• _Requirement_
Copy out each line below that has the word "Family" in it.

*** Stored data ***

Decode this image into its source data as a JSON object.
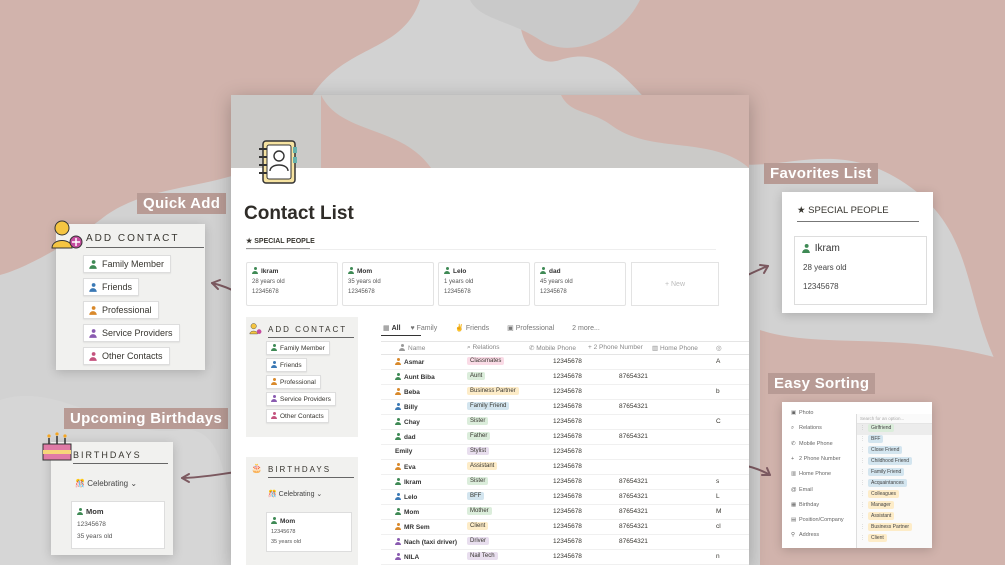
{
  "callouts": {
    "quick_add": "Quick Add",
    "favorites": "Favorites List",
    "upcoming_birthdays": "Upcoming Birthdays",
    "easy_sorting": "Easy Sorting"
  },
  "quick_add_card": {
    "header": "ADD CONTACT",
    "buttons": [
      "Family Member",
      "Friends",
      "Professional",
      "Service Providers",
      "Other Contacts"
    ],
    "button_colors": [
      "#3f8a55",
      "#3b79b5",
      "#d9892b",
      "#8a5bb0",
      "#c4537e"
    ]
  },
  "birthdays_card": {
    "header": "BIRTHDAYS",
    "view": "Celebrating",
    "card_name": "Mom",
    "card_phone": "12345678",
    "card_age": "35 years old"
  },
  "favorites_card": {
    "header": "SPECIAL PEOPLE",
    "name": "Ikram",
    "age": "28 years old",
    "phone": "12345678"
  },
  "sorting_card": {
    "properties": [
      "Photo",
      "Relations",
      "Mobile Phone",
      "2 Phone Number",
      "Home Phone",
      "Email",
      "Birthday",
      "Position/Company",
      "Address"
    ],
    "search_placeholder": "Search for an option...",
    "options": [
      "Girlfriend",
      "BFF",
      "Close Friend",
      "Childhood Friend",
      "Family Friend",
      "Acquaintances",
      "Colleagues",
      "Manager",
      "Assistant",
      "Business Partner",
      "Client"
    ],
    "option_colors": [
      "#dbeddb",
      "#d3e5ef",
      "#d3e5ef",
      "#d3e5ef",
      "#d3e5ef",
      "#d3e5ef",
      "#fdecc8",
      "#fdecc8",
      "#fdecc8",
      "#fdecc8",
      "#fdecc8"
    ]
  },
  "page": {
    "title": "Contact List",
    "special_header": "SPECIAL PEOPLE",
    "special_cards": [
      {
        "name": "Ikram",
        "age": "28 years old",
        "phone": "12345678"
      },
      {
        "name": "Mom",
        "age": "35 years old",
        "phone": "12345678"
      },
      {
        "name": "Lelo",
        "age": "1 years old",
        "phone": "12345678"
      },
      {
        "name": "dad",
        "age": "45 years old",
        "phone": "12345678"
      }
    ],
    "new_label": "+ New",
    "add_header": "ADD CONTACT",
    "add_buttons": [
      "Family Member",
      "Friends",
      "Professional",
      "Service Providers",
      "Other Contacts"
    ],
    "birthdays_header": "BIRTHDAYS",
    "birthdays_view": "Celebrating",
    "birthday_card": {
      "name": "Mom",
      "phone": "12345678",
      "age": "35 years old"
    },
    "tabs": [
      "All",
      "Family",
      "Friends",
      "Professional",
      "2 more..."
    ],
    "columns": [
      "Name",
      "Relations",
      "Mobile Phone",
      "2 Phone Number",
      "Home Phone"
    ],
    "rows": [
      {
        "name": "Asmar",
        "rel": "Classmates",
        "color": "#fadbe6",
        "mobile": "12345678",
        "phone2": "",
        "extra": "A"
      },
      {
        "name": "Aunt Biba",
        "rel": "Aunt",
        "color": "#dbeddb",
        "mobile": "12345678",
        "phone2": "87654321",
        "extra": ""
      },
      {
        "name": "Beba",
        "rel": "Business Partner",
        "color": "#fdecc8",
        "mobile": "12345678",
        "phone2": "",
        "extra": "b"
      },
      {
        "name": "Billy",
        "rel": "Family Friend",
        "color": "#d3e5ef",
        "mobile": "12345678",
        "phone2": "87654321",
        "extra": ""
      },
      {
        "name": "Chay",
        "rel": "Sister",
        "color": "#dbeddb",
        "mobile": "12345678",
        "phone2": "",
        "extra": "C"
      },
      {
        "name": "dad",
        "rel": "Father",
        "color": "#dbeddb",
        "mobile": "12345678",
        "phone2": "87654321",
        "extra": ""
      },
      {
        "name": "Emily",
        "rel": "Stylist",
        "color": "#e8deee",
        "mobile": "12345678",
        "phone2": "",
        "extra": ""
      },
      {
        "name": "Eva",
        "rel": "Assistant",
        "color": "#fdecc8",
        "mobile": "12345678",
        "phone2": "",
        "extra": ""
      },
      {
        "name": "Ikram",
        "rel": "Sister",
        "color": "#dbeddb",
        "mobile": "12345678",
        "phone2": "87654321",
        "extra": "s"
      },
      {
        "name": "Lelo",
        "rel": "BFF",
        "color": "#d3e5ef",
        "mobile": "12345678",
        "phone2": "87654321",
        "extra": "L"
      },
      {
        "name": "Mom",
        "rel": "Mother",
        "color": "#dbeddb",
        "mobile": "12345678",
        "phone2": "87654321",
        "extra": "M"
      },
      {
        "name": "MR Sem",
        "rel": "Client",
        "color": "#fdecc8",
        "mobile": "12345678",
        "phone2": "87654321",
        "extra": "cl"
      },
      {
        "name": "Nach (taxi driver)",
        "rel": "Driver",
        "color": "#e8deee",
        "mobile": "12345678",
        "phone2": "87654321",
        "extra": ""
      },
      {
        "name": "NILA",
        "rel": "Nail Tech",
        "color": "#e8deee",
        "mobile": "12345678",
        "phone2": "",
        "extra": "n"
      }
    ],
    "row_icon_colors": [
      "#d9892b",
      "#3f8a55",
      "#d9892b",
      "#3b79b5",
      "#3f8a55",
      "#3f8a55",
      "",
      "#d9892b",
      "#3f8a55",
      "#3b79b5",
      "#3f8a55",
      "#d9892b",
      "#8a5bb0",
      "#8a5bb0"
    ]
  }
}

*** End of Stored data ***

• _Answer box_
      "Family Member",
      "Family Friend",
      "Family Member",
      "Family",
        "rel": "Family Friend",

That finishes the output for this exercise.